From fake news and social media echo chambers, to the potential impact of AR and machine learning on brand marketing, it’s already shaping up to be a notable year for communications.
Last month, at the ellwood atfield gallery, PRCA unveiled its annual list of recommendations for great communications, with insights from senior members across the industry.
The “17 for ’17” covers a wide range of topics that will affect practitioners in the year ahead, including high levels of cynicism about corporations, the move towards live content, and the need to maintain the industry’s growth through hiring talent, especially diverse talent.
business and consumer trends
Speakers at the launch event included Trevor Hardy, CEO of The Future Laboratory, who looked at business and consumer trends for 2017. These included the crisis of “systemic distrust” affecting individual brands and entire sectors, which means businesses are having to work much harder to earn our trust. They are having to learn to communicate in different ways: “radical transparency” and “brutal honesty” are now the order of the day.
Hardy also argued that consumer trust has shifted from being based on rational thinking, to being based on an “emotional economy”: how we feel – about everything from brands to public figures – now has greater currency than facts. Hardy suggested that the US presidential election result was evidence of this: “For the first time, facts and the logical argument were literally trumped by emotion, everywhere”.
The phenomenon of fake news was, inevitably, a preoccupying theme for all the speakers and panellists at the event, including the rise of the clickbait model of journalism. Edelman’s UK MD of Corporate and Financial Nick Barron, however, asserted that:
“The post-truth narrative is comforting for London liberals, as it’s an easy label to avoid having to deal with the real issues. The public are not stupid and we are all resistant to facts, because we are all too certain now that our side is right. Tribalism has taken over”.
In these interesting times, it’s no surprise that three of the PRCA’s recommendations concern the challenges and opportunities for brands of our need for escapism and digital detox, and our demand for brands to have an authentic purpose at their heart.
As Ketchum’s Director of Consumer Lifestyle Saska Graville, who was on the discussion panel at the “17 for 2017” launch, said:
“I want brands to remind me that people are kind, that they can be a force for good, and there is still joy in the world”.
Another speaker (who is unlikely to be taking a digital detox any time soon) was digital specialist Tom Sanville from MSL, who showed some stunning examples of how brands and organisations are using VR and AR, and hammered home the scope of the potential for creating immersive experiences: by 2020, the VR industry will be worth around $30 billion, and by 2025, 500m VR headsets will have been sold. That’s a lot of opportunities to influence.
beyond the 17 recommendations
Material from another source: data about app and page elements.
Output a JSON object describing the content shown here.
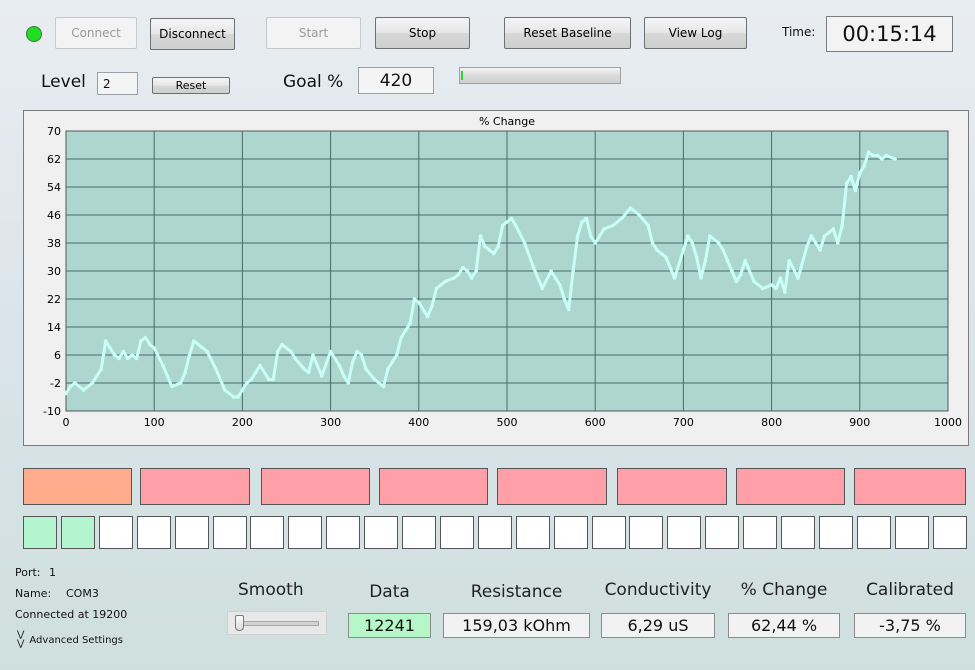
{
  "toolbar": {
    "connect_label": "Connect",
    "disconnect_label": "Disconnect",
    "start_label": "Start",
    "stop_label": "Stop",
    "reset_baseline_label": "Reset Baseline",
    "view_log_label": "View Log",
    "time_label": "Time:",
    "time_value": "00:15:14",
    "status_color": "#22dd22"
  },
  "level": {
    "label": "Level",
    "value": "2",
    "reset_label": "Reset",
    "goal_label": "Goal %",
    "goal_value": "420",
    "progress": 0
  },
  "colors": {
    "plot_bg": "#add6ce",
    "series": "#c8fff6",
    "gridline": "#4c6a66",
    "strip_orange": "#ffac8c",
    "strip_pink": "#ff9fa8",
    "square_green": "#b3f5cf",
    "data_green": "#b5f7c6"
  },
  "chart_data": {
    "type": "line",
    "title": "% Change",
    "xlim": [
      0,
      1000
    ],
    "ylim": [
      -10,
      70
    ],
    "xticks": [
      0,
      100,
      200,
      300,
      400,
      500,
      600,
      700,
      800,
      900,
      1000
    ],
    "yticks": [
      -10,
      -2,
      6,
      14,
      22,
      30,
      38,
      46,
      54,
      62,
      70
    ],
    "grid": true,
    "series": [
      {
        "x": [
          0,
          5,
          10,
          20,
          30,
          40,
          45,
          50,
          55,
          60,
          65,
          70,
          75,
          80,
          85,
          90,
          95,
          100,
          110,
          120,
          130,
          135,
          140,
          145,
          150,
          155,
          160,
          170,
          180,
          190,
          195,
          200,
          205,
          210,
          215,
          220,
          230,
          235,
          240,
          245,
          250,
          255,
          260,
          270,
          275,
          280,
          290,
          300,
          310,
          315,
          320,
          325,
          330,
          335,
          340,
          350,
          360,
          365,
          370,
          375,
          380,
          385,
          390,
          395,
          400,
          410,
          415,
          420,
          425,
          430,
          440,
          445,
          450,
          455,
          460,
          465,
          470,
          475,
          480,
          485,
          490,
          495,
          500,
          505,
          510,
          520,
          530,
          540,
          550,
          555,
          560,
          565,
          570,
          575,
          580,
          585,
          590,
          595,
          600,
          610,
          620,
          630,
          640,
          650,
          660,
          665,
          670,
          675,
          680,
          690,
          700,
          705,
          710,
          715,
          720,
          725,
          730,
          740,
          745,
          750,
          755,
          760,
          765,
          770,
          780,
          790,
          800,
          805,
          810,
          815,
          820,
          830,
          840,
          845,
          850,
          855,
          860,
          865,
          870,
          875,
          880,
          885,
          890,
          895,
          900,
          905,
          910,
          915,
          920,
          925,
          930,
          940
        ],
        "y": [
          -5,
          -3,
          -2,
          -4,
          -2,
          2,
          10,
          8,
          6,
          5,
          7,
          5,
          6,
          5,
          10,
          11,
          9,
          8,
          3,
          -3,
          -2,
          1,
          6,
          10,
          9,
          8,
          7,
          2,
          -4,
          -6,
          -6,
          -4,
          -2,
          -1,
          1,
          3,
          -1,
          -1,
          7,
          9,
          8,
          7,
          5,
          2,
          1,
          6,
          0,
          7,
          3,
          0,
          -2,
          4,
          7,
          6,
          2,
          -1,
          -3,
          2,
          4,
          6,
          11,
          13,
          15,
          22,
          21,
          17,
          20,
          25,
          26,
          27,
          28,
          29,
          31,
          30,
          28,
          30,
          40,
          37,
          36,
          35,
          37,
          43,
          44,
          45,
          43,
          38,
          31,
          25,
          30,
          28,
          26,
          22,
          19,
          30,
          40,
          44,
          45,
          40,
          38,
          42,
          43,
          45,
          48,
          46,
          43,
          38,
          36,
          35,
          34,
          28,
          36,
          40,
          38,
          34,
          28,
          33,
          40,
          38,
          36,
          33,
          30,
          27,
          29,
          33,
          27,
          25,
          26,
          25,
          28,
          24,
          33,
          28,
          37,
          40,
          38,
          36,
          40,
          41,
          42,
          38,
          43,
          55,
          57,
          53,
          58,
          60,
          64,
          63,
          63,
          62,
          63,
          62
        ]
      }
    ]
  },
  "strips": [
    "orange",
    "pink",
    "pink",
    "pink",
    "pink",
    "pink",
    "pink",
    "pink"
  ],
  "squares": [
    true,
    true,
    false,
    false,
    false,
    false,
    false,
    false,
    false,
    false,
    false,
    false,
    false,
    false,
    false,
    false,
    false,
    false,
    false,
    false,
    false,
    false,
    false,
    false,
    false
  ],
  "info": {
    "port_label": "Port:",
    "port_value": "1",
    "name_label": "Name:",
    "name_value": "COM3",
    "connected_text": "Connected at 19200",
    "advanced_label": "Advanced Settings"
  },
  "readouts": {
    "smooth_label": "Smooth",
    "smooth_level": 0,
    "data_label": "Data",
    "data_value": "12241",
    "resistance_label": "Resistance",
    "resistance_value": "159,03 kOhm",
    "conductivity_label": "Conductivity",
    "conductivity_value": "6,29 uS",
    "change_label": "% Change",
    "change_value": "62,44 %",
    "calibrated_label": "Calibrated",
    "calibrated_value": "-3,75 %"
  }
}
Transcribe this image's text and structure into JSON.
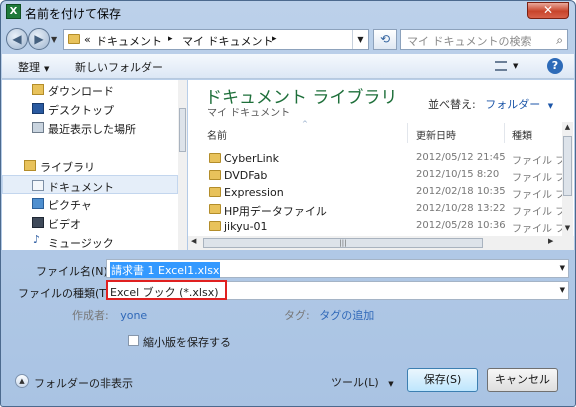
{
  "window": {
    "title": "名前を付けて保存",
    "app_icon": "X",
    "close": "✕"
  },
  "address": {
    "prefix": "«",
    "crumbs": [
      "ドキュメント",
      "マイ ドキュメント"
    ],
    "separator": "▸",
    "search_placeholder": "マイ ドキュメントの検索"
  },
  "toolbar": {
    "organize": "整理",
    "new_folder": "新しいフォルダー",
    "help": "?"
  },
  "nav": {
    "items": [
      {
        "label": "ダウンロード",
        "icon": "download-folder-icon"
      },
      {
        "label": "デスクトップ",
        "icon": "desktop-icon"
      },
      {
        "label": "最近表示した場所",
        "icon": "recent-places-icon"
      },
      {
        "label": "ライブラリ",
        "icon": "libraries-icon"
      },
      {
        "label": "ドキュメント",
        "icon": "documents-icon"
      },
      {
        "label": "ピクチャ",
        "icon": "pictures-icon"
      },
      {
        "label": "ビデオ",
        "icon": "videos-icon"
      },
      {
        "label": "ミュージック",
        "icon": "music-icon"
      }
    ]
  },
  "library": {
    "title": "ドキュメント ライブラリ",
    "subtitle": "マイ ドキュメント",
    "sort_label": "並べ替え:",
    "sort_value": "フォルダー"
  },
  "columns": {
    "name": "名前",
    "date": "更新日時",
    "type": "種類"
  },
  "files": [
    {
      "name": "CyberLink",
      "date": "2012/05/12 21:45",
      "type": "ファイル フ"
    },
    {
      "name": "DVDFab",
      "date": "2012/10/15 8:20",
      "type": "ファイル フ"
    },
    {
      "name": "Expression",
      "date": "2012/02/18 10:35",
      "type": "ファイル フ"
    },
    {
      "name": "HP用データファイル",
      "date": "2012/10/28 13:22",
      "type": "ファイル フ"
    },
    {
      "name": "jikyu-01",
      "date": "2012/05/28 10:36",
      "type": "ファイル フ"
    }
  ],
  "form": {
    "filename_label": "ファイル名(N):",
    "filename_value": "請求書 1 Excel1.xlsx",
    "filetype_label": "ファイルの種類(T):",
    "filetype_value": "Excel ブック (*.xlsx)",
    "author_label": "作成者:",
    "author_value": "yone",
    "tags_label": "タグ:",
    "tags_value": "タグの追加",
    "thumbnail_label": "縮小版を保存する"
  },
  "footer": {
    "hide_folders": "フォルダーの非表示",
    "tools": "ツール(L)",
    "save": "保存(S)",
    "cancel": "キャンセル"
  },
  "colors": {
    "accent": "#1e6f3a",
    "link": "#2f68b8",
    "highlight_box": "#e02020",
    "selection": "#3399ff"
  }
}
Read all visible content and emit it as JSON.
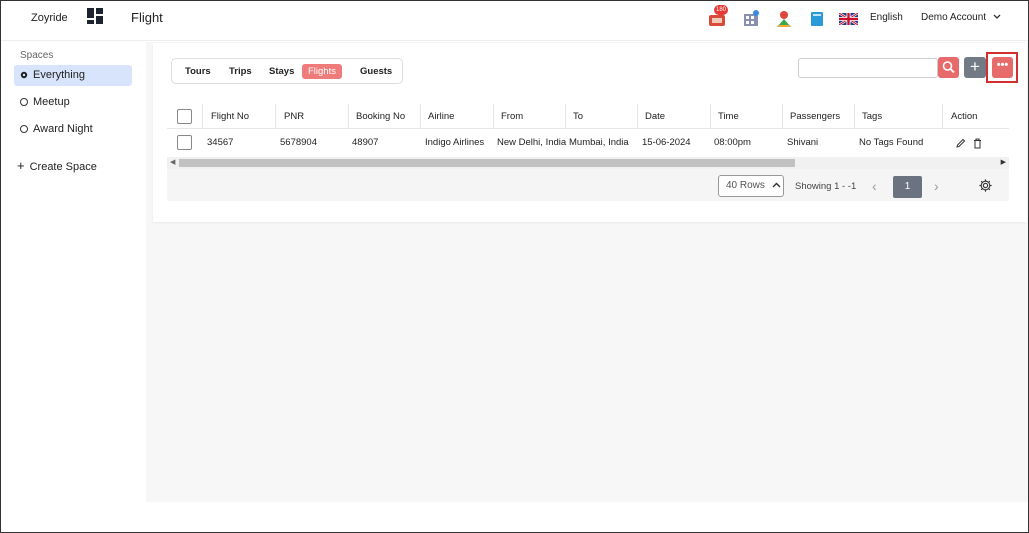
{
  "app": {
    "brand": "Zoyride",
    "page_title": "Flight"
  },
  "header": {
    "notification_count": "180",
    "language": "English",
    "account": "Demo Account",
    "icons": [
      "ticket-notification-icon",
      "building-icon",
      "map-pin-person-icon",
      "book-icon",
      "uk-flag-icon",
      "chevron-down-icon"
    ]
  },
  "sidebar": {
    "heading": "Spaces",
    "items": [
      {
        "label": "Everything",
        "active": true
      },
      {
        "label": "Meetup",
        "active": false
      },
      {
        "label": "Award Night",
        "active": false
      }
    ],
    "create_label": "Create Space"
  },
  "tabs": [
    {
      "label": "Tours",
      "active": false
    },
    {
      "label": "Trips",
      "active": false
    },
    {
      "label": "Stays",
      "active": false
    },
    {
      "label": "Flights",
      "active": true
    },
    {
      "label": "Guests",
      "active": false
    }
  ],
  "toolbar": {
    "search_value": "",
    "add_label": "+",
    "more_label": "•••"
  },
  "table": {
    "columns": [
      "Flight No",
      "PNR",
      "Booking No",
      "Airline",
      "From",
      "To",
      "Date",
      "Time",
      "Passengers",
      "Tags",
      "Action"
    ],
    "rows": [
      {
        "flight_no": "34567",
        "pnr": "5678904",
        "booking_no": "48907",
        "airline": "Indigo Airlines",
        "from": "New Delhi, India",
        "to": "Mumbai, India",
        "date": "15-06-2024",
        "time": "08:00pm",
        "passengers": "Shivani",
        "tags": "No Tags Found"
      }
    ]
  },
  "pagination": {
    "rows_label": "40 Rows",
    "showing": "Showing  1 - -1",
    "current_page": "1"
  },
  "colors": {
    "accent": "#e86b6b",
    "active_tab": "#ef7b7b",
    "secondary_button": "#727a86",
    "sidebar_active": "#d8e4fb",
    "highlight_border": "#d32f2f"
  }
}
There are, of course, other aspects of society that will define communications in 2017. The panel cited various examples, from the reputational impact of the increasing number of data breaches, to platforms such as Snapchat that brands are just starting to use properly, to embracing “age-agnostic” creative featuring older women (this will resonate with anyone who saw the recent Twitter storm over a picture of a very elderly woman being used to illustrate a news story about over-55s).
As various commentators assert that “alternative facts” are likely to spread from the political to the corporate arena, it will be fascinating to see how the new communications and media environment evolves over the course of this year.